● EXERCISE
Return all lines from the listing below that include the word "role".
[SUPPLIED DATA Boundary: Start]
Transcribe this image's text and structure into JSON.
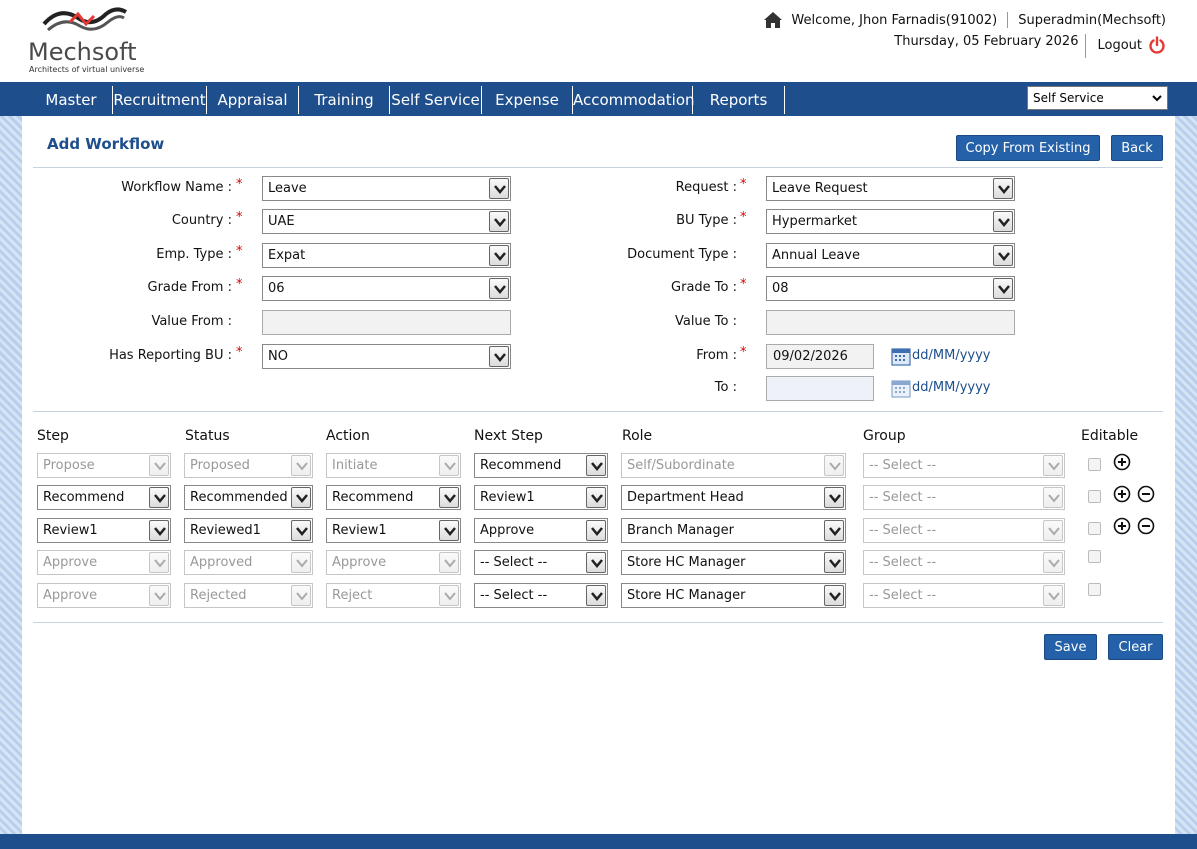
{
  "header": {
    "logo_text": "Mechsoft",
    "logo_tagline": "Architects of virtual universe",
    "welcome": "Welcome, Jhon Farnadis(91002)",
    "role": "Superadmin(Mechsoft)",
    "date": "Thursday, 05 February 2026",
    "logout": "Logout"
  },
  "menu": {
    "items": [
      {
        "label": "Master"
      },
      {
        "label": "Recruitment"
      },
      {
        "label": "Appraisal"
      },
      {
        "label": "Training"
      },
      {
        "label": "Self Service"
      },
      {
        "label": "Expense"
      },
      {
        "label": "Accommodation"
      },
      {
        "label": "Reports"
      }
    ],
    "module_select": "Self Service"
  },
  "page": {
    "title": "Add Workflow",
    "copy_button": "Copy From Existing",
    "back_button": "Back",
    "save_button": "Save",
    "clear_button": "Clear"
  },
  "form": {
    "workflow_name": {
      "label": "Workflow Name :",
      "value": "Leave"
    },
    "request": {
      "label": "Request :",
      "value": "Leave Request"
    },
    "country": {
      "label": "Country :",
      "value": "UAE"
    },
    "bu_type": {
      "label": "BU Type :",
      "value": "Hypermarket"
    },
    "emp_type": {
      "label": "Emp. Type :",
      "value": "Expat"
    },
    "document_type": {
      "label": "Document Type :",
      "value": "Annual Leave"
    },
    "grade_from": {
      "label": "Grade From :",
      "value": "06"
    },
    "grade_to": {
      "label": "Grade To :",
      "value": "08"
    },
    "value_from": {
      "label": "Value From :",
      "value": ""
    },
    "value_to": {
      "label": "Value To :",
      "value": ""
    },
    "has_reporting_bu": {
      "label": "Has Reporting BU :",
      "value": "NO"
    },
    "from": {
      "label": "From :",
      "value": "09/02/2026",
      "format": "dd/MM/yyyy"
    },
    "to": {
      "label": "To :",
      "value": "",
      "format": "dd/MM/yyyy"
    }
  },
  "steps": {
    "headers": {
      "step": "Step",
      "status": "Status",
      "action": "Action",
      "next_step": "Next Step",
      "role": "Role",
      "group": "Group",
      "editable": "Editable"
    },
    "rows": [
      {
        "step": "Propose",
        "status": "Proposed",
        "action": "Initiate",
        "next_step": "Recommend",
        "role": "Self/Subordinate",
        "group": "-- Select --"
      },
      {
        "step": "Recommend",
        "status": "Recommended",
        "action": "Recommend",
        "next_step": "Review1",
        "role": "Department Head",
        "group": "-- Select --"
      },
      {
        "step": "Review1",
        "status": "Reviewed1",
        "action": "Review1",
        "next_step": "Approve",
        "role": "Branch Manager",
        "group": "-- Select --"
      },
      {
        "step": "Approve",
        "status": "Approved",
        "action": "Approve",
        "next_step": "-- Select --",
        "role": "Store HC Manager",
        "group": "-- Select --"
      },
      {
        "step": "Approve",
        "status": "Rejected",
        "action": "Reject",
        "next_step": "-- Select --",
        "role": "Store HC Manager",
        "group": "-- Select --"
      }
    ]
  },
  "colors": {
    "brand": "#1f4e8c",
    "button": "#2461a8",
    "required": "#dd0000",
    "power": "#e53935"
  }
}
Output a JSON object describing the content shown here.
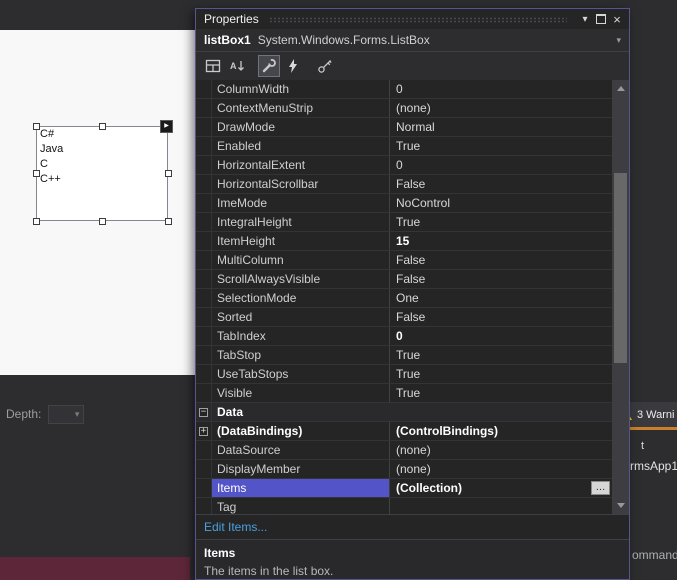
{
  "colors": {
    "accent": "#5254c8",
    "window-border": "#56568e",
    "link": "#4aa0e0",
    "warning": "#f2c811",
    "orange-line": "#c8802a",
    "maroon": "#5e2639"
  },
  "icons": {
    "menu": "▾",
    "close": "×",
    "dropdown": "▾",
    "smart_tag": "▶",
    "collapse": "−",
    "expand": "+",
    "ellipsis": "…"
  },
  "properties_panel": {
    "title": "Properties",
    "object_selector": {
      "name": "listBox1",
      "type": "System.Windows.Forms.ListBox"
    },
    "toolbar": {
      "buttons": [
        "categorized",
        "alphabetical",
        "properties",
        "events",
        "property-pages"
      ],
      "selected": "properties"
    },
    "grid": {
      "rows": [
        {
          "name": "ColumnWidth",
          "value": "0"
        },
        {
          "name": "ContextMenuStrip",
          "value": "(none)"
        },
        {
          "name": "DrawMode",
          "value": "Normal"
        },
        {
          "name": "Enabled",
          "value": "True"
        },
        {
          "name": "HorizontalExtent",
          "value": "0"
        },
        {
          "name": "HorizontalScrollbar",
          "value": "False"
        },
        {
          "name": "ImeMode",
          "value": "NoControl"
        },
        {
          "name": "IntegralHeight",
          "value": "True"
        },
        {
          "name": "ItemHeight",
          "value": "15",
          "value_bold": true
        },
        {
          "name": "MultiColumn",
          "value": "False"
        },
        {
          "name": "ScrollAlwaysVisible",
          "value": "False"
        },
        {
          "name": "SelectionMode",
          "value": "One"
        },
        {
          "name": "Sorted",
          "value": "False"
        },
        {
          "name": "TabIndex",
          "value": "0",
          "value_bold": true
        },
        {
          "name": "TabStop",
          "value": "True"
        },
        {
          "name": "UseTabStops",
          "value": "True"
        },
        {
          "name": "Visible",
          "value": "True"
        },
        {
          "name": "Data",
          "type": "category",
          "icon": "minus",
          "name_bold": true
        },
        {
          "name": "(DataBindings)",
          "value": "(ControlBindings)",
          "icon": "plus",
          "name_bold": true,
          "value_bold": true
        },
        {
          "name": "DataSource",
          "value": "(none)"
        },
        {
          "name": "DisplayMember",
          "value": "(none)"
        },
        {
          "name": "Items",
          "value": "(Collection)",
          "selected": true,
          "value_bold": true,
          "ellipsis": true
        },
        {
          "name": "Tag",
          "value": ""
        }
      ]
    },
    "edit_items_link": "Edit Items...",
    "description": {
      "title": "Items",
      "text": "The items in the list box."
    }
  },
  "designer": {
    "listbox": {
      "items": [
        "C#",
        "Java",
        "C",
        "C++"
      ]
    }
  },
  "background": {
    "depth_label": "Depth:",
    "warnings_label": "3 Warni",
    "fragments": {
      "f1": "t",
      "f2": "rmsApp1",
      "f3": "ommand"
    }
  }
}
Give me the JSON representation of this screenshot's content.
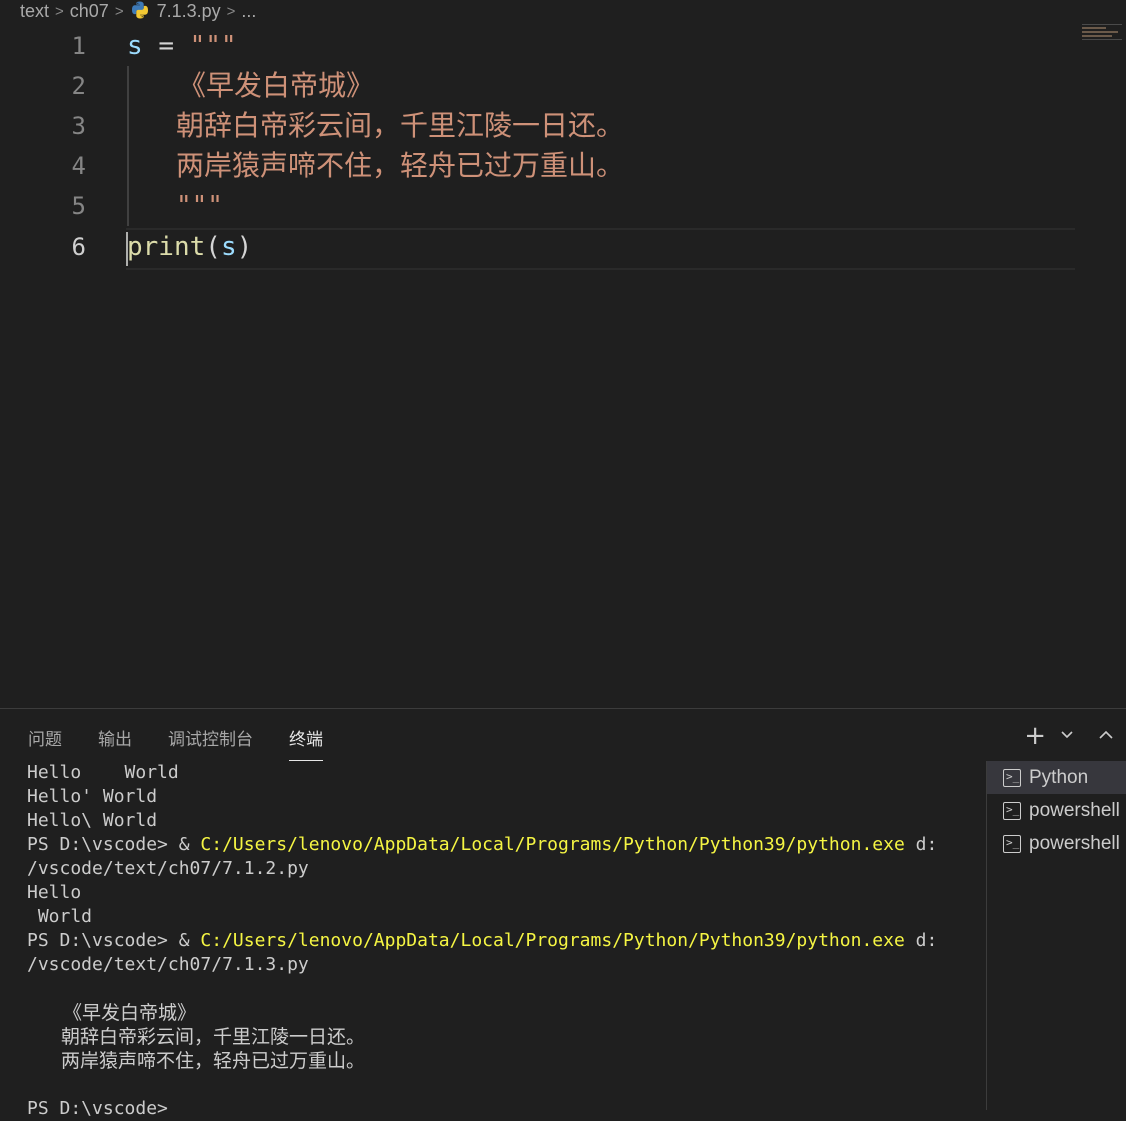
{
  "breadcrumb": {
    "items": [
      "text",
      "ch07",
      "7.1.3.py",
      "..."
    ],
    "separator": ">"
  },
  "editor": {
    "lines": [
      {
        "number": "1",
        "parts": [
          "s",
          "=",
          "\"\"\""
        ]
      },
      {
        "number": "2",
        "text": "《早发白帝城》"
      },
      {
        "number": "3",
        "text": "朝辞白帝彩云间，千里江陵一日还。"
      },
      {
        "number": "4",
        "text": "两岸猿声啼不住，轻舟已过万重山。"
      },
      {
        "number": "5",
        "text": "\"\"\""
      },
      {
        "number": "6",
        "parts": [
          "print",
          "(",
          "s",
          ")"
        ]
      }
    ]
  },
  "panel": {
    "tabs": [
      "问题",
      "输出",
      "调试控制台",
      "终端"
    ],
    "active_tab": "终端",
    "add_icon": "plus-icon",
    "dropdown_icon": "chevron-down-icon",
    "maximize_icon": "chevron-up-icon"
  },
  "terminal": {
    "lines": [
      "Hello    World",
      "Hello' World",
      "Hello\\ World"
    ],
    "cmd1": {
      "prompt": "PS D:\\vscode> & ",
      "exe": "C:/Users/lenovo/AppData/Local/Programs/Python/Python39/python.exe",
      "arg_start": " d:",
      "arg_rest": "/vscode/text/ch07/7.1.2.py"
    },
    "out1": [
      "Hello",
      " World"
    ],
    "cmd2": {
      "prompt": "PS D:\\vscode> & ",
      "exe": "C:/Users/lenovo/AppData/Local/Programs/Python/Python39/python.exe",
      "arg_start": " d:",
      "arg_rest": "/vscode/text/ch07/7.1.3.py"
    },
    "poem": [
      "《早发白帝城》",
      "朝辞白帝彩云间，千里江陵一日还。",
      "两岸猿声啼不住，轻舟已过万重山。"
    ],
    "last_prompt": "PS D:\\vscode>"
  },
  "terminal_list": {
    "items": [
      {
        "label": "Python",
        "icon": "terminal-icon",
        "selected": true
      },
      {
        "label": "powershell",
        "icon": "terminal-icon",
        "selected": false
      },
      {
        "label": "powershell",
        "icon": "terminal-icon",
        "selected": false
      }
    ]
  },
  "colors": {
    "background": "#1f1f1f",
    "string": "#ce9178",
    "variable": "#9cdcfe",
    "function": "#dcdcaa",
    "path": "#f5f543"
  }
}
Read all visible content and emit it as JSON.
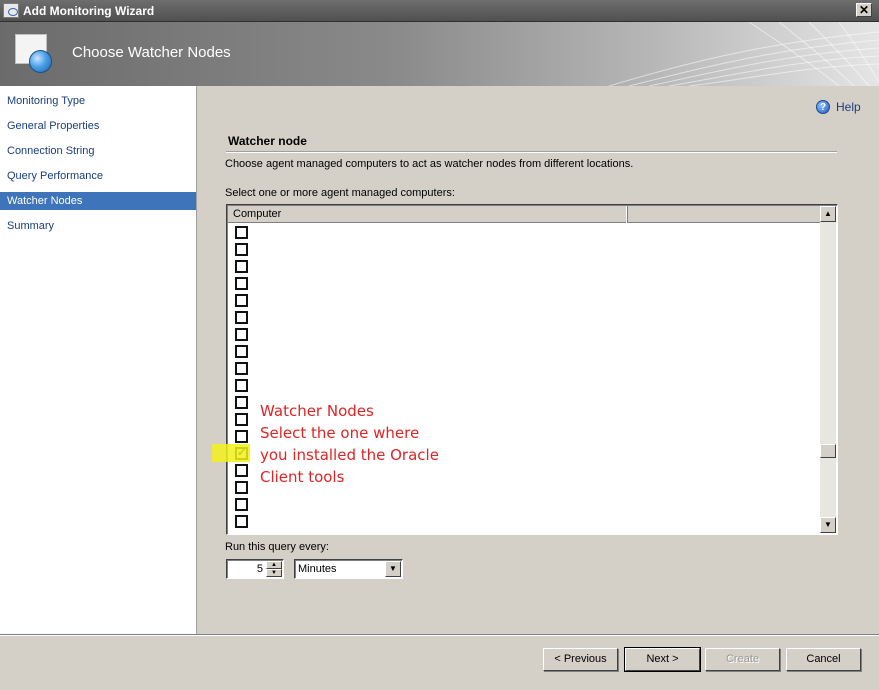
{
  "window": {
    "title": "Add Monitoring Wizard",
    "close_glyph": "✕"
  },
  "banner": {
    "heading": "Choose Watcher Nodes"
  },
  "sidebar": {
    "items": [
      {
        "label": "Monitoring Type"
      },
      {
        "label": "General Properties"
      },
      {
        "label": "Connection String"
      },
      {
        "label": "Query Performance"
      },
      {
        "label": "Watcher Nodes",
        "active": true
      },
      {
        "label": "Summary"
      }
    ]
  },
  "help": {
    "label": "Help",
    "icon": "?"
  },
  "section": {
    "title": "Watcher node",
    "description": "Choose agent managed computers to act as watcher nodes from different locations.",
    "select_label": "Select one or more agent managed computers:"
  },
  "computer_list": {
    "columns": [
      "Computer",
      ""
    ],
    "checked_row_index": 13,
    "row_count": 18,
    "scroll_up_glyph": "▲",
    "scroll_down_glyph": "▼"
  },
  "annotation": {
    "lines": [
      "Watcher Nodes",
      "Select the one where",
      "you installed the Oracle",
      "Client tools"
    ],
    "color": "#e02424",
    "highlight_color": "#f2f11a"
  },
  "schedule": {
    "label": "Run this query every:",
    "interval_value": "5",
    "unit_value": "Minutes"
  },
  "buttons": {
    "previous": "< Previous",
    "next": "Next >",
    "create": "Create",
    "cancel": "Cancel"
  }
}
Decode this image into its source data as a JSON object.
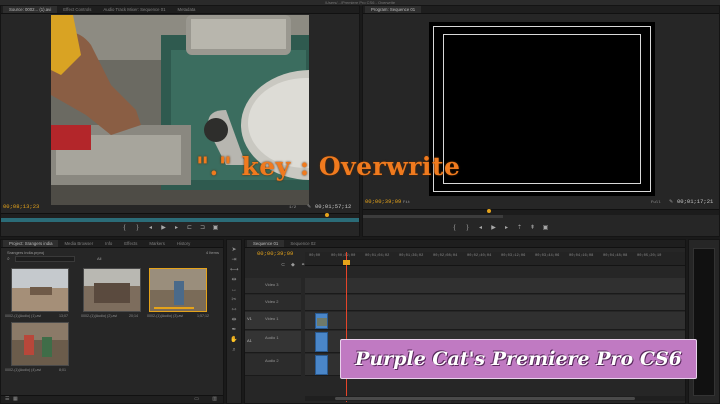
{
  "title_bar": "/Users/.../Premiere Pro CS6 - Overwrite",
  "source_monitor": {
    "tabs": [
      "Source: 0002... (1).avi",
      "Effect Controls",
      "Audio Track Mixer: Sequence 01",
      "Metadata"
    ],
    "timecode_in": "00;08;13;23",
    "fit": "1/2",
    "timecode_out": "00;01;57;12"
  },
  "program_monitor": {
    "tabs": [
      "Program: Sequence 01"
    ],
    "timecode_in": "00;00;39;09",
    "fit": "Fit",
    "zoom": "Full",
    "timecode_out": "00;01;17;21"
  },
  "overlay_caption": "\".\" key : Overwrite",
  "watermark": "Purple Cat's Premiere Pro CS6",
  "project_panel": {
    "tabs": [
      "Project: Srangers india",
      "Media Browser",
      "Info",
      "Effects",
      "Markers",
      "History"
    ],
    "project_file": "Srangers india.prproj",
    "item_count": "4 Items",
    "filter": "All",
    "clips": [
      {
        "name": "0002-(1)(Audio) (1).avi",
        "duration": "13;07"
      },
      {
        "name": "0002-(1)(Audio) (2).avi",
        "duration": "20;14"
      },
      {
        "name": "0002-(1)(Audio) (3).avi",
        "duration": "1;57;12"
      },
      {
        "name": "0002-(1)(Audio) (4).avi",
        "duration": "8;01"
      }
    ]
  },
  "timeline": {
    "tabs": [
      "Sequence 01",
      "Sequence 02"
    ],
    "timecode": "00;00;39;09",
    "ruler": [
      "00;00",
      "00;00;32;00",
      "00;01;04;02",
      "00;01;36;02",
      "00;02;08;04",
      "00;02;40;04",
      "00;03;12;06",
      "00;03;44;06",
      "00;04;16;08",
      "00;04;48;08",
      "00;05;20;10"
    ],
    "tracks": [
      {
        "name": "Video 3",
        "type": "video"
      },
      {
        "name": "Video 2",
        "type": "video"
      },
      {
        "name": "Video 1",
        "type": "video"
      },
      {
        "name": "Audio 1",
        "type": "audio"
      },
      {
        "name": "Audio 2",
        "type": "audio"
      }
    ],
    "side_labels": [
      "V1",
      "A1"
    ]
  },
  "colors": {
    "accent": "#e5a31a",
    "caption": "#f07a1e",
    "watermark_bg": "#c07ac2",
    "clip_blue": "#4a86c8"
  }
}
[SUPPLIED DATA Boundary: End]
● THE COMPLETED TASK
    "role": "Superadmin(Mechsoft)",
      "role": "Role",
        "role": "Self/Subordinate",
        "role": "Department Head",
        "role": "Branch Manager",
        "role": "Store HC Manager",
        "role": "Store HC Manager",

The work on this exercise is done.